--- Data for processing Enclosed Below ---
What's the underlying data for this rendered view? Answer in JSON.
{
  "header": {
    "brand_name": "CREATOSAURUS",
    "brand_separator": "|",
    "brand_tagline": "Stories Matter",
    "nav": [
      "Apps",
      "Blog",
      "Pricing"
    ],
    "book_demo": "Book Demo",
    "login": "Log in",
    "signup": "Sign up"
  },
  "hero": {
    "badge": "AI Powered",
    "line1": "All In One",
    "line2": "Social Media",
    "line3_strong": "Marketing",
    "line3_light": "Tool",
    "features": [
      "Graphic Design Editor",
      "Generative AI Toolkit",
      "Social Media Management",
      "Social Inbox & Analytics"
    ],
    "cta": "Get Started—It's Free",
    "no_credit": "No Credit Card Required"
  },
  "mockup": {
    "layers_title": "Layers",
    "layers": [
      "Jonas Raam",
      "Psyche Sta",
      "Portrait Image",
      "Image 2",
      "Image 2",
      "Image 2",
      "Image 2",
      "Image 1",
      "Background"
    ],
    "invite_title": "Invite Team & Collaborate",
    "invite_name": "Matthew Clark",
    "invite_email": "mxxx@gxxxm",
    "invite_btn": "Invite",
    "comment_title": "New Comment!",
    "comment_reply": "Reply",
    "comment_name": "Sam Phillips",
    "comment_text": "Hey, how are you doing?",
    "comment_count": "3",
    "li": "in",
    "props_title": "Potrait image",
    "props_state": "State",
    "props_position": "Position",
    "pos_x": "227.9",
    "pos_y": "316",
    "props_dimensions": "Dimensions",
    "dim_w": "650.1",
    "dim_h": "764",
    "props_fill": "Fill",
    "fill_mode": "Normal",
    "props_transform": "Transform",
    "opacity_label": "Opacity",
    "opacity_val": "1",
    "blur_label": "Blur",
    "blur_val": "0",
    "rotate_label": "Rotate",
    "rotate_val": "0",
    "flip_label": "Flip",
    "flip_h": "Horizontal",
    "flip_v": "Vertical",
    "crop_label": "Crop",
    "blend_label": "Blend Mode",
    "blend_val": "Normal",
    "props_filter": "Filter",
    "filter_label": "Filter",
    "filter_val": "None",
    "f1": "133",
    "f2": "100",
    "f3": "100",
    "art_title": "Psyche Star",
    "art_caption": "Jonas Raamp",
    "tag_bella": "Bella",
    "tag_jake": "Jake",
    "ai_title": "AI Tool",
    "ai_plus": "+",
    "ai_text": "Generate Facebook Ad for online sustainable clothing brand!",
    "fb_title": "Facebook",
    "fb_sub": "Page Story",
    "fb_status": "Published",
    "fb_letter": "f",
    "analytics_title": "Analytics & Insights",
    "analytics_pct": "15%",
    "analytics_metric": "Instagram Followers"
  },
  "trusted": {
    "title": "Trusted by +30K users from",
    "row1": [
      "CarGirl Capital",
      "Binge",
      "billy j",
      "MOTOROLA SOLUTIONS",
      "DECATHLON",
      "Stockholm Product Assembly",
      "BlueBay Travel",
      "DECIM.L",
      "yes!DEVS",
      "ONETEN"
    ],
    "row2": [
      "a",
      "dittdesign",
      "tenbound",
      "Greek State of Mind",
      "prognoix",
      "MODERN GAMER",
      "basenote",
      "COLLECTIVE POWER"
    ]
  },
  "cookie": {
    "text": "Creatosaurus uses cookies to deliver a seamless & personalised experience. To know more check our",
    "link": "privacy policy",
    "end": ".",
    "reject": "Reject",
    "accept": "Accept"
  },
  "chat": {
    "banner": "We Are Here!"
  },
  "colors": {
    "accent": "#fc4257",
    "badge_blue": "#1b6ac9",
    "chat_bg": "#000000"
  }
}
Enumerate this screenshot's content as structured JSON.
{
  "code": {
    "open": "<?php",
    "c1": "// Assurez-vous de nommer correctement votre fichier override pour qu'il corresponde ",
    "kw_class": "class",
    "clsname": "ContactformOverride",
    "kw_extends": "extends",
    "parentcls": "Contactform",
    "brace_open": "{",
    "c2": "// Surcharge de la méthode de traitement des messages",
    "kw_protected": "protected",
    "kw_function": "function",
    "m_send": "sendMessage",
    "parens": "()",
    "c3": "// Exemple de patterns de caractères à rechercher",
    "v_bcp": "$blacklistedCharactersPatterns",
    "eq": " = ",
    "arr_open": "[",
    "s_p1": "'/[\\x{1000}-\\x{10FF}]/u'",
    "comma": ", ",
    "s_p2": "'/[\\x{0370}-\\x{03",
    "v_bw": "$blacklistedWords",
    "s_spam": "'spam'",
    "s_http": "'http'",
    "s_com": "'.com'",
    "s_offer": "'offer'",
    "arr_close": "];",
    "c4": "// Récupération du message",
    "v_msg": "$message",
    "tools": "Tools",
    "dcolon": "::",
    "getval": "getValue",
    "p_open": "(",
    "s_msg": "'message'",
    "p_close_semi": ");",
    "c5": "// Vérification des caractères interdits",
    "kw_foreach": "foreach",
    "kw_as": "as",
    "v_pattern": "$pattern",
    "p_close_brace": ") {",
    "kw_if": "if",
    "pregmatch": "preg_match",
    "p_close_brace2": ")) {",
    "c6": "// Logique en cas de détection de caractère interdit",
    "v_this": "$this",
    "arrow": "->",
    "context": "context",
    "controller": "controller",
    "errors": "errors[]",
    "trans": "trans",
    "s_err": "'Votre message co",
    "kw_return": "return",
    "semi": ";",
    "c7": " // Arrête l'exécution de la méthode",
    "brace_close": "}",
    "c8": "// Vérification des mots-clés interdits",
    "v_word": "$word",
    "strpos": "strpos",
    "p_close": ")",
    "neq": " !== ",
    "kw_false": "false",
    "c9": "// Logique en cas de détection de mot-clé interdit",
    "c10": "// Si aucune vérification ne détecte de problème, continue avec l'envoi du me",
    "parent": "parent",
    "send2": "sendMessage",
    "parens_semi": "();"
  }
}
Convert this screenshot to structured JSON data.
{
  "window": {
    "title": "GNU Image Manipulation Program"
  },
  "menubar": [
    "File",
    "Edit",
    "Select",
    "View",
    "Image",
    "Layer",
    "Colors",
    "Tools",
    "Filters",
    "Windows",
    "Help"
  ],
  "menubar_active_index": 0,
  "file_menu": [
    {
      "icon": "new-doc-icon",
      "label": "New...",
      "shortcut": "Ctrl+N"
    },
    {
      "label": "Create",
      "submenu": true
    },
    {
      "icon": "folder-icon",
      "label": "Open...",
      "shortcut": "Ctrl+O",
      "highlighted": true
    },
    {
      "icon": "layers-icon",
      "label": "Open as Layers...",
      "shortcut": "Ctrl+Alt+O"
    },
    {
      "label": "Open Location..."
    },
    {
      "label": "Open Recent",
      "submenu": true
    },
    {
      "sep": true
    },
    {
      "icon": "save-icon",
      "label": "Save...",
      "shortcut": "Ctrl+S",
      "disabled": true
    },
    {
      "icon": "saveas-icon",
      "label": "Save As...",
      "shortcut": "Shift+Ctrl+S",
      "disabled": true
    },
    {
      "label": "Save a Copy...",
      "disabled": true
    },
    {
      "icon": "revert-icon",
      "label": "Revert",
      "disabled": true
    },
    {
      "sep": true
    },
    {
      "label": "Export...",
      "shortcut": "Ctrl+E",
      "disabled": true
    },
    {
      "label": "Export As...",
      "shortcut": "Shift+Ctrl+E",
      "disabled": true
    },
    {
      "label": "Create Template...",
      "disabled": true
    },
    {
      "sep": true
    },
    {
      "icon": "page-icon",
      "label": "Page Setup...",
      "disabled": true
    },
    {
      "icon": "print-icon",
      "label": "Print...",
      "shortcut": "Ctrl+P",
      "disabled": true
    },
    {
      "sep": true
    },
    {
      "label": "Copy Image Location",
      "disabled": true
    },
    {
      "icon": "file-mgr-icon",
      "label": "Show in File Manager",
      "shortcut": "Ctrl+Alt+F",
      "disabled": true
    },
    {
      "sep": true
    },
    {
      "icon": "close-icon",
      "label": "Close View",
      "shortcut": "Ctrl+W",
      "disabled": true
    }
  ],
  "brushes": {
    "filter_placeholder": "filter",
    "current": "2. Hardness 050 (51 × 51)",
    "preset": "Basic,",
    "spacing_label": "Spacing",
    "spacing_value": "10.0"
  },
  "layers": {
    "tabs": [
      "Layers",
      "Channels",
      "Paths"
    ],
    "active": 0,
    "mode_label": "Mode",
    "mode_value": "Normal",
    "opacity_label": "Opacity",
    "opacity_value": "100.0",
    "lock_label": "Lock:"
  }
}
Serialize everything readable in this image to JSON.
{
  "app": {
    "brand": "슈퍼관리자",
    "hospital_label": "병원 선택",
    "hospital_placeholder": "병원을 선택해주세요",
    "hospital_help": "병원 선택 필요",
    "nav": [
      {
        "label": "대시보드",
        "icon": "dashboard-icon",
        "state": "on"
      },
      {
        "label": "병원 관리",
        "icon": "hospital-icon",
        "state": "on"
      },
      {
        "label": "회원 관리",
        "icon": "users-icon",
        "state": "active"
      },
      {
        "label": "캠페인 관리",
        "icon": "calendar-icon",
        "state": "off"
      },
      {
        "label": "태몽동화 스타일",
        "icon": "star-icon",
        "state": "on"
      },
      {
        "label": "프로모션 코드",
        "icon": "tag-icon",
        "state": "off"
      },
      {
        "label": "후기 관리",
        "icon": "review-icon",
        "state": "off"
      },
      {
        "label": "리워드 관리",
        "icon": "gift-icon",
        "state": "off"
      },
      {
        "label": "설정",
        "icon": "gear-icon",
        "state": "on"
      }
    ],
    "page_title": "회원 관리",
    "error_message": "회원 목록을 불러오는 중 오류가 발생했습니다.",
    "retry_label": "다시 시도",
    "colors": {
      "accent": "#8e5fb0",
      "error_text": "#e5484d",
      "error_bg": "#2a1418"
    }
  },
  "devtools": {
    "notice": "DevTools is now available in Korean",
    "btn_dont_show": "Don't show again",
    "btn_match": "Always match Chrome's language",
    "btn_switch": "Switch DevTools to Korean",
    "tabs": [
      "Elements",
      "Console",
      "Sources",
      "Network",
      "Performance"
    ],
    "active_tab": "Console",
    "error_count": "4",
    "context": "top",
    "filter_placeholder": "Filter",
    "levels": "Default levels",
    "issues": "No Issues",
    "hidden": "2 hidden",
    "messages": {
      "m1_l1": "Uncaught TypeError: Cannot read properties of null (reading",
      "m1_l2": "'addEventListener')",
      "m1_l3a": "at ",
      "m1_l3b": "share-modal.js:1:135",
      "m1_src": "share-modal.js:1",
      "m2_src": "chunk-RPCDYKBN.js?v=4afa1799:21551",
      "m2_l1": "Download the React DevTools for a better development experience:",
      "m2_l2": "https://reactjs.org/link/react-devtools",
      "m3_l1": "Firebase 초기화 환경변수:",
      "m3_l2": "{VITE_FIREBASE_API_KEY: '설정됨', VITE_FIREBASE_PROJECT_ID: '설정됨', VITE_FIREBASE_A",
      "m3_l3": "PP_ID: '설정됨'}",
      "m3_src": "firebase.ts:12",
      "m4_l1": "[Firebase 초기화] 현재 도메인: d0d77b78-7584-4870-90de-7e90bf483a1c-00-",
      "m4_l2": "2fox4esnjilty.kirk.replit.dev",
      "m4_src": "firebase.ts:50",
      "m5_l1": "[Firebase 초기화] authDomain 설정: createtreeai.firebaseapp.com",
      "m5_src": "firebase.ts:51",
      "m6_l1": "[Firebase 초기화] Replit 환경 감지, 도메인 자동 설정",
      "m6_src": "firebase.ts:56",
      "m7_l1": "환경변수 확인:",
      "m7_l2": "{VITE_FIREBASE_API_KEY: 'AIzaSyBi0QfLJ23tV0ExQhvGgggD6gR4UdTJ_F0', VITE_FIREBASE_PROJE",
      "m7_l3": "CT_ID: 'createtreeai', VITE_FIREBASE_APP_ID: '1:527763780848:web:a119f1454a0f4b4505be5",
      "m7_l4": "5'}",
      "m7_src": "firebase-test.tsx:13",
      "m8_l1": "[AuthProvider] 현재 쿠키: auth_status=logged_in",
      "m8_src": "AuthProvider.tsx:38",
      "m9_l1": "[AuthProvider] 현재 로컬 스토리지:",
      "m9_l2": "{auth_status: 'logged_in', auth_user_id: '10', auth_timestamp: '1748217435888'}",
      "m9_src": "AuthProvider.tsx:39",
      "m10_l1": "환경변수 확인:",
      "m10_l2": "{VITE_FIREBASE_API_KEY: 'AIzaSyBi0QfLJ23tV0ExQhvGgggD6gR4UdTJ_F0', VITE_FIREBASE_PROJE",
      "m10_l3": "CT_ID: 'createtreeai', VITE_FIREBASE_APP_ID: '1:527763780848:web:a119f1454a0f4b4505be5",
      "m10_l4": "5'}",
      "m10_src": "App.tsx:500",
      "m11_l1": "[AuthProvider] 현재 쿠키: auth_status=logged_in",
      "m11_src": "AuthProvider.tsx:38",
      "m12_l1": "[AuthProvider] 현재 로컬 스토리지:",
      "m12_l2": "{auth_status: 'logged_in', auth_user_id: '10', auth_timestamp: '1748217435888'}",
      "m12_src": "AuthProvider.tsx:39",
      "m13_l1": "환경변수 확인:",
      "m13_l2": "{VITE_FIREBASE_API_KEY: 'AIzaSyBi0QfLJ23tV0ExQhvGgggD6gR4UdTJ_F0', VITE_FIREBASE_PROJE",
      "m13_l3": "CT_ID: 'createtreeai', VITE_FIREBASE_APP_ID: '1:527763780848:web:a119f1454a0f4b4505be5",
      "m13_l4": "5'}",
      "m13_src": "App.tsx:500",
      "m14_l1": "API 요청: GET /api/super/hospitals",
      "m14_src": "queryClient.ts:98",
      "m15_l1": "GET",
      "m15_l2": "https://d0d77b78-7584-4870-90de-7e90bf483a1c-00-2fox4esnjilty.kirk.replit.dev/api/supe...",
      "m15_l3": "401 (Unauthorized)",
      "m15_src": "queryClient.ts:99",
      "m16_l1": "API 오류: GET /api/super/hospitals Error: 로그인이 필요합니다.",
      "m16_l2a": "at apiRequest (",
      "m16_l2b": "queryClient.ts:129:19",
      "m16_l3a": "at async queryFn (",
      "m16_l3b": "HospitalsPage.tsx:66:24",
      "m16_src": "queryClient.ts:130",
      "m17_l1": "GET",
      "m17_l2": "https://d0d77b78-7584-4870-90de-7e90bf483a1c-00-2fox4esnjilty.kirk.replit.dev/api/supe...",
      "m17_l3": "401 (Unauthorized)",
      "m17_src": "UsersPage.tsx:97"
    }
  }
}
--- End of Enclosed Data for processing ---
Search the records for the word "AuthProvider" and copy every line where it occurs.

Solution for this problem:
      "m8_l1": "[AuthProvider] 현재 쿠키: auth_status=logged_in",
      "m8_src": "AuthProvider.tsx:38",
      "m9_l1": "[AuthProvider] 현재 로컬 스토리지:",
      "m9_src": "AuthProvider.tsx:39",
      "m11_l1": "[AuthProvider] 현재 쿠키: auth_status=logged_in",
      "m11_src": "AuthProvider.tsx:38",
      "m12_l1": "[AuthProvider] 현재 로컬 스토리지:",
      "m12_src": "AuthProvider.tsx:39",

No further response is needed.